The trailer also features fewer of the hammy moments or corny beats that made the previews for Spielberg’s last film, War Horse, somewhat divisive; if that is reflective of the final film, then Lincoln could very well prove to be the respectful, yet refreshingly non-romanticized historical piece we’ve been hoping for.

Sandy Schaefer blogs at Screen Rant.

You've read  of  free articles. Subscribe to continue.

Dear Reader,

About a year ago, I happened upon this statement about the Monitor in the Harvard Business Review – under the charming heading of “do things that don’t interest you”:

“Many things that end up” being meaningful, writes social scientist Joseph Grenny, “have come from conference workshops, articles, or online videos that began as a chore and ended with an insight. My work in Kenya, for example, was heavily influenced by a Christian Science Monitor article I had forced myself to read 10 years earlier. Sometimes, we call things ‘boring’ simply because they lie outside the box we are currently in.”

If you were to come up with a punchline to a joke about the Monitor, that would probably be it. We’re seen as being global, fair, insightful, and perhaps a bit too earnest. We’re the bran muffin of journalism.

But you know what? We change lives. And I’m going to argue that we change lives precisely because we force open that too-small box that most human beings think they live in.

The Monitor is a peculiar little publication that’s hard for the world to figure out. We’re run by a church, but we’re not only for church members and we’re not about converting people. We’re known as being fair even as the world becomes as polarized as at any time since the newspaper’s founding in 1908.

We have a mission beyond circulation, we want to bridge divides. We’re about kicking down the door of thought everywhere and saying, “You are bigger and more capable than you realize.
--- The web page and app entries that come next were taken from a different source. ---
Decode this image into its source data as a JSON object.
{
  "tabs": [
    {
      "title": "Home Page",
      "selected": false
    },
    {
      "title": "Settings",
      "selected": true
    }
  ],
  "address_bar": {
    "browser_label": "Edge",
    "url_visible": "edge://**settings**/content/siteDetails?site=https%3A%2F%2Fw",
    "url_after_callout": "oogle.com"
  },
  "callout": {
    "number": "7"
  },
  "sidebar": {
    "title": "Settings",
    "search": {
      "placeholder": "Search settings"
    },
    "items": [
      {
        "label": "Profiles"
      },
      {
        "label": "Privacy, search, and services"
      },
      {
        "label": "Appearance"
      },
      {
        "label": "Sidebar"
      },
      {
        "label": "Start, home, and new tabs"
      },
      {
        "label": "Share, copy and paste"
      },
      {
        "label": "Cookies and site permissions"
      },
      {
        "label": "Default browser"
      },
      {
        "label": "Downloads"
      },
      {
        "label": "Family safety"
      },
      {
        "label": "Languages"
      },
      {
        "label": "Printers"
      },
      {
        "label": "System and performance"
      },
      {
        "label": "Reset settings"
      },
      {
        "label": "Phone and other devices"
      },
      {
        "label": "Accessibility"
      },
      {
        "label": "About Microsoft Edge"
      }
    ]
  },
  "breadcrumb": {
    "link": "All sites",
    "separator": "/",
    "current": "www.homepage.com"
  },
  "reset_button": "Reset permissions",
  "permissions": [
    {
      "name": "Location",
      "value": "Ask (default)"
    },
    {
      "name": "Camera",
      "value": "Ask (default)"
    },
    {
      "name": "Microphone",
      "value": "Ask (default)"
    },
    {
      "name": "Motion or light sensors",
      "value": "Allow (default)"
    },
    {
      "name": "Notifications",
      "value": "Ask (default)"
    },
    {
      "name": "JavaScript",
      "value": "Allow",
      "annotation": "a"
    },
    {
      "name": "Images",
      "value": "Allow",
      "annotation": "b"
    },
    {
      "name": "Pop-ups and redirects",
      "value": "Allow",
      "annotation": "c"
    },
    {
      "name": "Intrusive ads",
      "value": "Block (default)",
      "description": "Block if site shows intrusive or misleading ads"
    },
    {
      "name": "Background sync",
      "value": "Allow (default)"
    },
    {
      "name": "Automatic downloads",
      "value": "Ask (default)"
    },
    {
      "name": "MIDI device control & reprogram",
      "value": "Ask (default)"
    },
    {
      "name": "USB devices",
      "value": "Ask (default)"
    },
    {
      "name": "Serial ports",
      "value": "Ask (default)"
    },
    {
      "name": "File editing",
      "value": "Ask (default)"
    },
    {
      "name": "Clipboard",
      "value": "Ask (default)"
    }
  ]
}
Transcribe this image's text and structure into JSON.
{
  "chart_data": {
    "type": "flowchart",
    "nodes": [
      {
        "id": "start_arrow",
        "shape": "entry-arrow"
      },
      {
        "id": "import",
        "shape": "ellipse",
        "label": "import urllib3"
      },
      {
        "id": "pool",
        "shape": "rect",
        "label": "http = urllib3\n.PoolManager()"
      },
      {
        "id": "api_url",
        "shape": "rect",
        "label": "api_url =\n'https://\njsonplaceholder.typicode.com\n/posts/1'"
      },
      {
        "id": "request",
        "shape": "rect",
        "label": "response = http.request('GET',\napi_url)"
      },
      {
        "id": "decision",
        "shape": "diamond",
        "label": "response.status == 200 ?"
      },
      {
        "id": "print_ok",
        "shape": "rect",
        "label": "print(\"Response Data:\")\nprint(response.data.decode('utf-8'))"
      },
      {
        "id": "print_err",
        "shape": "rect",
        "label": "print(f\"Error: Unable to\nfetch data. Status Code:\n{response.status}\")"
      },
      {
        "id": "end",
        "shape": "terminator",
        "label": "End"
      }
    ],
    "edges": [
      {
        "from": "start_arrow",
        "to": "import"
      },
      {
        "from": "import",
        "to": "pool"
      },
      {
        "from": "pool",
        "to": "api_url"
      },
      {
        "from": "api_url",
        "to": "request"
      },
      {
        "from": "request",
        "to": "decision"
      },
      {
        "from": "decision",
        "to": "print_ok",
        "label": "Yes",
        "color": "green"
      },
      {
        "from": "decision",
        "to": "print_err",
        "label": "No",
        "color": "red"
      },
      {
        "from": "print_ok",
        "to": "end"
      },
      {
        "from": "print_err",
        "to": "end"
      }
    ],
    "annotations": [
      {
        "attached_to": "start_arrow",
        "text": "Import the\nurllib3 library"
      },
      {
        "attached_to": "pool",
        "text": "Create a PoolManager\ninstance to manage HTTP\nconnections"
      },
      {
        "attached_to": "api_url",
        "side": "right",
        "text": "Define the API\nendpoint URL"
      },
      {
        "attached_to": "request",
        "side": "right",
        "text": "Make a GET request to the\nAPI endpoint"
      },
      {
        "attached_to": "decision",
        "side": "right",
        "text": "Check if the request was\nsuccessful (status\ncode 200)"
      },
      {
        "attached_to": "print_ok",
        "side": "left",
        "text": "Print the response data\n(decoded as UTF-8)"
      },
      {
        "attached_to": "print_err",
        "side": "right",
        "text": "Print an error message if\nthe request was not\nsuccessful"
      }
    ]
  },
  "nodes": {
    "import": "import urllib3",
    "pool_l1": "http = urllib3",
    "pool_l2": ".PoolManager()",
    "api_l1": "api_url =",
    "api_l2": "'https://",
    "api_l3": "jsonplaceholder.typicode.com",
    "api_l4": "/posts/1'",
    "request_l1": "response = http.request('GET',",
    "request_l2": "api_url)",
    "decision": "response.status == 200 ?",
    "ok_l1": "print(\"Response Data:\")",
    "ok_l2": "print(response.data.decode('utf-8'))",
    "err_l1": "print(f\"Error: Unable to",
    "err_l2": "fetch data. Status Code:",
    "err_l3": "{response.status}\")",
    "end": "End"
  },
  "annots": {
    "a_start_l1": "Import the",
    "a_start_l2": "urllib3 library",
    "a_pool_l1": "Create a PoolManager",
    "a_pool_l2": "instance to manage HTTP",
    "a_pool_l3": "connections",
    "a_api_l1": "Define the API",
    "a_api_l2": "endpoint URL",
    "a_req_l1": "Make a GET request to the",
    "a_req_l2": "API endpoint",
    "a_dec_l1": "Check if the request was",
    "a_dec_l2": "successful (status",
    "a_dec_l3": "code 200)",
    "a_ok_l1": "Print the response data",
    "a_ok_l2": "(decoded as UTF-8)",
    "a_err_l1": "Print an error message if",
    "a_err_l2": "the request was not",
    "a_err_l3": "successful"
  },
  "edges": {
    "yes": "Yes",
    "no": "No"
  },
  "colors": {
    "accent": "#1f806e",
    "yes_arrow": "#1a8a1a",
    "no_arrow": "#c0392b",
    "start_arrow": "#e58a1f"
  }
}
And we can prove it.”

If you’re looking for bran muffin journalism, you can subscribe to the Monitor for $15. You’ll get the Monitor Weekly magazine, the Monitor Daily email, and unlimited access to CSMonitor.com.